== INPUT DATA
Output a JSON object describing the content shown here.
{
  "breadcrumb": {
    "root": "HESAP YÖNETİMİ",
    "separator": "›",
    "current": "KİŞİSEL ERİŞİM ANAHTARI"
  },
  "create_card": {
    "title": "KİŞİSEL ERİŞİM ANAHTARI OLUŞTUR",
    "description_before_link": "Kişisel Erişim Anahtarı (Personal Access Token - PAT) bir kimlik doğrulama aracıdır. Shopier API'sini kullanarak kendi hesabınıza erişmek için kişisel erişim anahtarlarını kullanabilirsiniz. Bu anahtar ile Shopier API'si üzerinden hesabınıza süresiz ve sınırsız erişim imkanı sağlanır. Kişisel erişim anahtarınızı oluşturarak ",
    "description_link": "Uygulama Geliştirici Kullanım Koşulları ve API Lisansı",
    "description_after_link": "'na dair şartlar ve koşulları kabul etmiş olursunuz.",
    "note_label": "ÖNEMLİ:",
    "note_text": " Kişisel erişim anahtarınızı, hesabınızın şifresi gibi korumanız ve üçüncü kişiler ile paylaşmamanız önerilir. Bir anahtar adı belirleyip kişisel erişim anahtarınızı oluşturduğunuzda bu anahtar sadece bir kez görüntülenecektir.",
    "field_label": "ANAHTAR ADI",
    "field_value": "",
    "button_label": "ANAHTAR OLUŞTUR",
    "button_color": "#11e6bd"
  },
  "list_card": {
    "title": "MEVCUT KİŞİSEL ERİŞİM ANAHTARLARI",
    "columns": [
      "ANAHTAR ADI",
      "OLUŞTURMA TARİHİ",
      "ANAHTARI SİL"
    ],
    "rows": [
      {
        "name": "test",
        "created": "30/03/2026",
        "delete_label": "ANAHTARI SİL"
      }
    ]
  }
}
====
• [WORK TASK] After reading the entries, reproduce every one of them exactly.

• [WRITTEN ANSWER]
Output a JSON object describing the content shown here.
{
  "breadcrumb": {
    "root": "HESAP YÖNETİMİ",
    "separator": "›",
    "current": "KİŞİSEL ERİŞİM ANAHTARI"
  },
  "create_card": {
    "title": "KİŞİSEL ERİŞİM ANAHTARI OLUŞTUR",
    "description_before_link": "Kişisel Erişim Anahtarı (Personal Access Token - PAT) bir kimlik doğrulama aracıdır. Shopier API'sini kullanarak kendi hesabınıza erişmek için kişisel erişim anahtarlarını kullanabilirsiniz. Bu anahtar ile Shopier API'si üzerinden hesabınıza süresiz ve sınırsız erişim imkanı sağlanır. Kişisel erişim anahtarınızı oluşturarak ",
    "description_link": "Uygulama Geliştirici Kullanım Koşulları ve API Lisansı",
    "description_after_link": "'na dair şartlar ve koşulları kabul etmiş olursunuz.",
    "note_label": "ÖNEMLİ:",
    "note_text": " Kişisel erişim anahtarınızı, hesabınızın şifresi gibi korumanız ve üçüncü kişiler ile paylaşmamanız önerilir. Bir anahtar adı belirleyip kişisel erişim anahtarınızı oluşturduğunuzda bu anahtar sadece bir kez görüntülenecektir.",
    "field_label": "ANAHTAR ADI",
    "field_value": "",
    "button_label": "ANAHTAR OLUŞTUR",
    "button_color": "#11e6bd"
  },
  "list_card": {
    "title": "MEVCUT KİŞİSEL ERİŞİM ANAHTARLARI",
    "columns": [
      "ANAHTAR ADI",
      "OLUŞTURMA TARİHİ",
      "ANAHTARI SİL"
    ],
    "rows": [
      {
        "name": "test",
        "created": "30/03/2026",
        "delete_label": "ANAHTARI SİL"
      }
    ]
  }
}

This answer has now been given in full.